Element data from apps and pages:
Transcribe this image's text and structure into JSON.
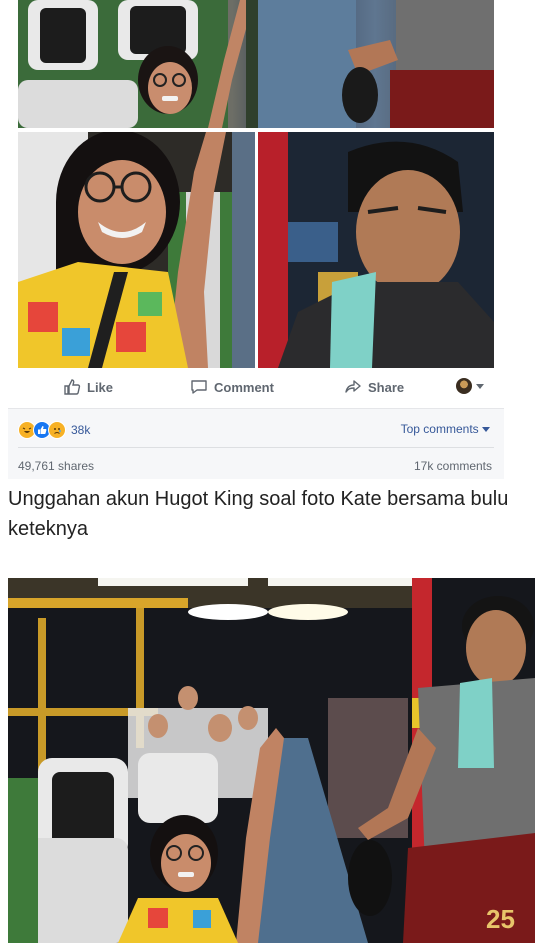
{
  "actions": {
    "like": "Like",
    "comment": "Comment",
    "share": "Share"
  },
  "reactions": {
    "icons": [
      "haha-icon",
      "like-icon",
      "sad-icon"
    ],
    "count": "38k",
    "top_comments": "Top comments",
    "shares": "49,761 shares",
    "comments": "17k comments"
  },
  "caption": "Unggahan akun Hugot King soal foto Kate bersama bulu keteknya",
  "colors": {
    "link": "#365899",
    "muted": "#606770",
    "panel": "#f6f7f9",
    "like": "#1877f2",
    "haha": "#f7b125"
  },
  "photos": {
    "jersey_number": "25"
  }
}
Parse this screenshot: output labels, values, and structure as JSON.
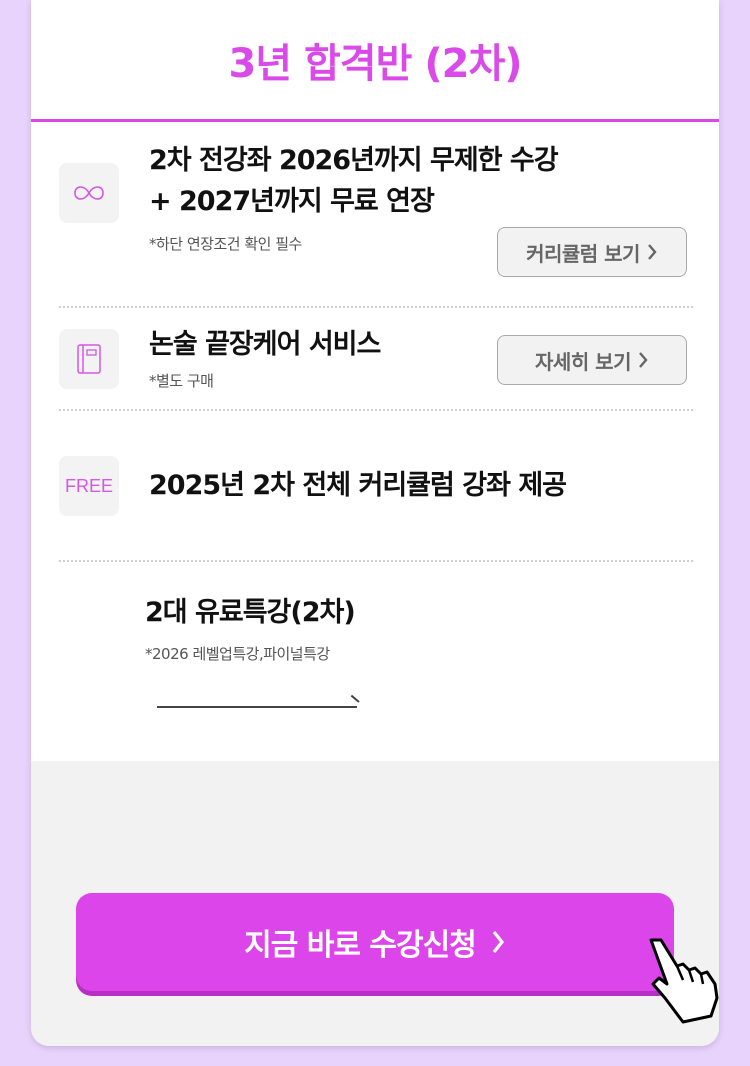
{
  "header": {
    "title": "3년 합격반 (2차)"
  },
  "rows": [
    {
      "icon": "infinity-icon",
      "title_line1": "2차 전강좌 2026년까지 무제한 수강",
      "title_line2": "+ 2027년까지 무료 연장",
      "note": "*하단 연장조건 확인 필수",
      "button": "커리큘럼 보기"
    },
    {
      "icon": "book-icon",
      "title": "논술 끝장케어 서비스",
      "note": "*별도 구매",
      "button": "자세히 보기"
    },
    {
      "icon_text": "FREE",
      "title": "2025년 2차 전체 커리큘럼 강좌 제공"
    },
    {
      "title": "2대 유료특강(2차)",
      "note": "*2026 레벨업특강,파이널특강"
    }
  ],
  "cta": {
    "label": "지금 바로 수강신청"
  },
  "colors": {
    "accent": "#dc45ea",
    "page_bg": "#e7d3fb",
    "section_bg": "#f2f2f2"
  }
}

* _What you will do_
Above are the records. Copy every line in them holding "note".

* _Written response_
      "note": "*하단 연장조건 확인 필수",
      "note": "*별도 구매",
      "note": "*2026 레벨업특강,파이널특강"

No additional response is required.